25-year-old Massachusetts man (name withheld in order to protect the privacy of the accused), is the hacker who managed to gain access to Twitter’s help desk company, Zendesk. He was able to access Twitter clients’ ‘trouble tickets,’ obtain clients’ protected information, and to then take advantage of all this to reset passwords for at least 2 major companies, Jeep and “Company A” (an alias for an unnamed company involved in the case). After that, he was able to post anything he wanted to on these companies Twitter accounts, including one post that “Company A” had been sold to their competition. It’s not hard to imagine the ruckus his actions created; he’s also been in trouble for changing his own grades (and the grades of others), stealing credit card information, and hacking into the computer system of local police stations for which he has already been federally charged. In the case involving Zendesk, he has been charged with violations of the “Computer Fraud and Abuse Act,” otherwise known as the CFAA (18 United States Code 1030): “damaging a computer for information.”

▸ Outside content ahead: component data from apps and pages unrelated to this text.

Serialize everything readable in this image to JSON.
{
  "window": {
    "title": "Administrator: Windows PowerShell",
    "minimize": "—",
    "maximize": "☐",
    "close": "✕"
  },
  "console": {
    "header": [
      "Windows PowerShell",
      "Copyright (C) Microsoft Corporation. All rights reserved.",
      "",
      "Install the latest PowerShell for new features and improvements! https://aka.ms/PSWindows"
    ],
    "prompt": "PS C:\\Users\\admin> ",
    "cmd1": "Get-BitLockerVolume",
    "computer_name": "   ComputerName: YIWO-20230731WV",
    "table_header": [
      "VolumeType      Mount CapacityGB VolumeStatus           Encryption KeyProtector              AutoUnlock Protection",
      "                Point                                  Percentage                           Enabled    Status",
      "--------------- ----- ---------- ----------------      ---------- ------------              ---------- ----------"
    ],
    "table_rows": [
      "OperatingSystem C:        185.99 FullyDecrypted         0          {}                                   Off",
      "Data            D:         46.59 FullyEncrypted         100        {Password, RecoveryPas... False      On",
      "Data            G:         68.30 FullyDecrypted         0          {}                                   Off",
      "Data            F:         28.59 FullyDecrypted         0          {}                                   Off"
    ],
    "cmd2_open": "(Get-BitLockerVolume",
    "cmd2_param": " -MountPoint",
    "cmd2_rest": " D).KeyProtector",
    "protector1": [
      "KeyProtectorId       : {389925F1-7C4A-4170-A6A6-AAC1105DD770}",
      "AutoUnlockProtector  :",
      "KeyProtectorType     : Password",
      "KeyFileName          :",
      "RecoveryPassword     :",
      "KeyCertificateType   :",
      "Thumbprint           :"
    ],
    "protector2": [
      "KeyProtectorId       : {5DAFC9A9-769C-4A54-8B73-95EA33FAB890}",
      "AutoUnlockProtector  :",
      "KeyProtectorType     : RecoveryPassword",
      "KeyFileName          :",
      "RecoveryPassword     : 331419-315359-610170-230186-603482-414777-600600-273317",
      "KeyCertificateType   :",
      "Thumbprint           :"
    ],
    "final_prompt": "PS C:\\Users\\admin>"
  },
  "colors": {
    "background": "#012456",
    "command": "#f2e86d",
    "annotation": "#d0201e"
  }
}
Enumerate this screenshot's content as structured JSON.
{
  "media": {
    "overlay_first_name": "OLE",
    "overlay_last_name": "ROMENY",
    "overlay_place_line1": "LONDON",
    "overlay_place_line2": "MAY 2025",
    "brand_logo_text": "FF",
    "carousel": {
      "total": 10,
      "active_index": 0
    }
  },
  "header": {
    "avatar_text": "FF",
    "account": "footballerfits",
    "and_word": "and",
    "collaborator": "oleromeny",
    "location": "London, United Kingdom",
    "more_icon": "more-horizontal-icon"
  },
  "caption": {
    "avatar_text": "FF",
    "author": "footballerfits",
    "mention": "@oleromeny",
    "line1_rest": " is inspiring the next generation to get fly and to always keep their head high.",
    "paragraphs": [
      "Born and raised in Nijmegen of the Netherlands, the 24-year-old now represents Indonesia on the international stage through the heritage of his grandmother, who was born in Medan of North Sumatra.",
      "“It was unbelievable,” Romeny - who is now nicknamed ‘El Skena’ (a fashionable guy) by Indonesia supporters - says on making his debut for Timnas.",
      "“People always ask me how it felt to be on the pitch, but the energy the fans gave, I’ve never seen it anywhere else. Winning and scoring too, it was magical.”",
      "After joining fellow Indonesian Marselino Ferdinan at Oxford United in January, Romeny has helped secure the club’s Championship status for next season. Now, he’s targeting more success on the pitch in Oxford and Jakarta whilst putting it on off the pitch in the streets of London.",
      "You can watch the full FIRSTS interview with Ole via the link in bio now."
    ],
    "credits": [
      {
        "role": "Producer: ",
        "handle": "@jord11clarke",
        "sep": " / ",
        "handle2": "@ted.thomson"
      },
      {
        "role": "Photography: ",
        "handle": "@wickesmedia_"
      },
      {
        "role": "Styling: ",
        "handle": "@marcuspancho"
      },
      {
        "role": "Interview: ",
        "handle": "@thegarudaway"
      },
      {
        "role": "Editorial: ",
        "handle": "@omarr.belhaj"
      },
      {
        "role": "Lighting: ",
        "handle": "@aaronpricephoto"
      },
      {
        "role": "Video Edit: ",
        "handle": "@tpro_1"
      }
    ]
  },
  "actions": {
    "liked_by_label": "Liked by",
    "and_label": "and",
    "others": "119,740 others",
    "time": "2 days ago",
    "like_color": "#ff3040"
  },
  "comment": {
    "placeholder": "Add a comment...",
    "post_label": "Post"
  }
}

What he did, according to the feds, is to purposefully attempt to damage a ‘protected computer.’ The CFAA, passed in 1984, defines a ‘protected computer’ as any computer used for a financial institution or by the United States Government. However, computers used for “interstate communication” are also covered under this Act. He could face up to 10 years (or more) in federal prison and hefty fines.